Uncle Sam won't let you keep money in the 401(k) tax shelter forever. As with IRAs, 401(k)s have required minimum distributions. At age 70 1/2, you will have to calculate an RMD for each old 401(k) you own. Once you've determined the RMD, the money must then be withdrawn separately from each 401(k). Note that unlike Roth IRAs, Roth 401(k)s do have mandatory distributions starting at age 70 1/2.
If you hit that magic age and are still working, and you don't own 5% or more of the company, you don't have to take an RMD from your current employer's 401(k). And if you want to hold off on RMDs from old 401(k)s and IRAs, you could consider rolling all those assets into your current employer's 401(k) plan.
4 Questions to Ask a Money Manager
Asking a few important questions of a prospective money manager is a great first step, one that can mean the difference between meeting or falling short of your financial goals. Indeed, a money manager can play an incredibly important role. Not only do some serve as financial planners, helping you to save for certain goals -- such as your kid's college or retirement -- but their main goal is to make investment decisions that directly affect your ability to meet those goals.
That's why it's so important that you find a person who is the right fit for you. In fact, most experts recommend that you interview several managers before making a commitment. Here are some important questions to ask:
How will you go about investing my money?
While some money managers will focus on your particular goals and circumstances, others may use the same basic market strategy or philosophy for all of their clients, said Eleanor Blayney, a consumer advocate at the CFP Board, a nonprofit organization that sets standards for certified financial planners. So it's important to find out whether your stock market investments will be tailored to your particular savings targets and time horizons.
"The distinction is: 'Are my financial circumstances taken into account or are you managing money by a specific overall objective?'," she said.
How do you get paid?
It's essential you understand how much money the arrangement with your money manager will cost you.

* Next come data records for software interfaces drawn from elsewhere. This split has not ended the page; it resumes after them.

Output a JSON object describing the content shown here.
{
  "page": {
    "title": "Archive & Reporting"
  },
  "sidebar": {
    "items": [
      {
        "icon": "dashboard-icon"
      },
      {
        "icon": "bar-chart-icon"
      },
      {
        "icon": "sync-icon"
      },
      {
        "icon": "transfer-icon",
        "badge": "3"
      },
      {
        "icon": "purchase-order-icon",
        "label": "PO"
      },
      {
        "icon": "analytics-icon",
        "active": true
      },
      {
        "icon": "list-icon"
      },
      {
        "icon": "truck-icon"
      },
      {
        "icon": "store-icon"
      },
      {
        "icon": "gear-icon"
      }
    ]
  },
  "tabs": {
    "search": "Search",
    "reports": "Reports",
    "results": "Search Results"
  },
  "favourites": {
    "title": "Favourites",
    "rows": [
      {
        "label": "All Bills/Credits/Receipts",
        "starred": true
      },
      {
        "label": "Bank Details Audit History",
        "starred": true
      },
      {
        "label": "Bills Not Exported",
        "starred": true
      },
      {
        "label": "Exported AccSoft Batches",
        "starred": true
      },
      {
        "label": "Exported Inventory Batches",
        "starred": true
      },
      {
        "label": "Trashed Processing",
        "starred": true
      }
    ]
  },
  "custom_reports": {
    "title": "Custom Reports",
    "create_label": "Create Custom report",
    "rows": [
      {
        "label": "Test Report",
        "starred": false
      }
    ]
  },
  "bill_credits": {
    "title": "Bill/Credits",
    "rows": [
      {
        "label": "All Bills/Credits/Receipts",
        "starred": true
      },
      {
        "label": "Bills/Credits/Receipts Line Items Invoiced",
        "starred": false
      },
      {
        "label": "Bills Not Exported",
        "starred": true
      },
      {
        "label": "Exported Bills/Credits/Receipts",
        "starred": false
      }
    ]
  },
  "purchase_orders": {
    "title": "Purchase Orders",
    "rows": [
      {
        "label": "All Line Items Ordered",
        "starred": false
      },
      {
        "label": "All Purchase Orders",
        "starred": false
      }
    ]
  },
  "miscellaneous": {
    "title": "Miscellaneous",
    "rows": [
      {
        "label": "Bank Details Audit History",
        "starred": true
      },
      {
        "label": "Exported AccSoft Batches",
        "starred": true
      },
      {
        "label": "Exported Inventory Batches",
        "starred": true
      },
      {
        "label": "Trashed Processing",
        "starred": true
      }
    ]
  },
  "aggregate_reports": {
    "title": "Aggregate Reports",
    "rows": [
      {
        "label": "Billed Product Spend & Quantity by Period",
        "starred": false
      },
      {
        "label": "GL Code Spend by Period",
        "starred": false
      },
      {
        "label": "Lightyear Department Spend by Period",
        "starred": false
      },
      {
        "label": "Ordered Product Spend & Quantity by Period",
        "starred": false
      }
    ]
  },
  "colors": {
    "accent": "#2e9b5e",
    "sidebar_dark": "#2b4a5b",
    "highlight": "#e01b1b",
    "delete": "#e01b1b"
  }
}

Money managers are typically paid through client fees, which are usually based on a percentage of your total managed assets. Even a 1% management fee, which is pretty standard, can add up to thousands of dollars of year.
There may be other fees as well though, so it's a good idea to ask for a copy of their ADV form, which should disclose all fee details. Investors should be wary of any manager who does not freely provide the form when requested. It can also be viewed in the SEC's Investment Adviser Public Disclosure database.
In addition to fees, the form will also contain information about any disciplinary actions or conflicts of interest.
What are your other clients like?
You don't want to be someone's smallest or biggest client in terms of available assets, Blayney said. Instead, an ideal money manager will have experience helping people with similar financial circumstances and goals.
How will you add value?
Few money managers consistently outperform much cheaper index funds, especially once fees are taken into account.
If you're paying a money manager, you're likely looking for someone who is going to do more than you feel you could do on your own. So be sure to ask them: How will they do that? How will they help you manage risk? Will they change your investments if your goals are in jeopardy?
"I think it's important to understand at what point do they have a sell discipline, as well as a buy discipline," Blayney said.
The right answer will match your own level of risk tolerance, she said. Asking about past performance is also important, but beware of anyone claiming to be able to beat the market year after year. If it sounds too good to be true, it probably is.
If you’re looking for a money manager, contact Shari Hopkins of the Coulee Investment Center, located in Coulee Bank at (866)-784-9550